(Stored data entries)
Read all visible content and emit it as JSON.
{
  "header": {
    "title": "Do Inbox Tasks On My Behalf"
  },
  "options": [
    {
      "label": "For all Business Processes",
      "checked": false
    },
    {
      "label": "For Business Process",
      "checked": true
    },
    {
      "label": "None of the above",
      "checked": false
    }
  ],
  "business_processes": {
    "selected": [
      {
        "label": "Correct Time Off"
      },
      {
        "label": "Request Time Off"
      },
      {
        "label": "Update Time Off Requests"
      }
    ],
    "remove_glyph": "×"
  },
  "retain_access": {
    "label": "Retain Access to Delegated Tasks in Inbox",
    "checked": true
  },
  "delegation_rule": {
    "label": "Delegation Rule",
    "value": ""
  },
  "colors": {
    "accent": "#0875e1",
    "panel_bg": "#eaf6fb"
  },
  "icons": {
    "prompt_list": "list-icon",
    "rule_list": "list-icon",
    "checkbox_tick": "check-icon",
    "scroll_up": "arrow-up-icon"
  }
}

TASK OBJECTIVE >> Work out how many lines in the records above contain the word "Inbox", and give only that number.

TASK OUTPUT >> 2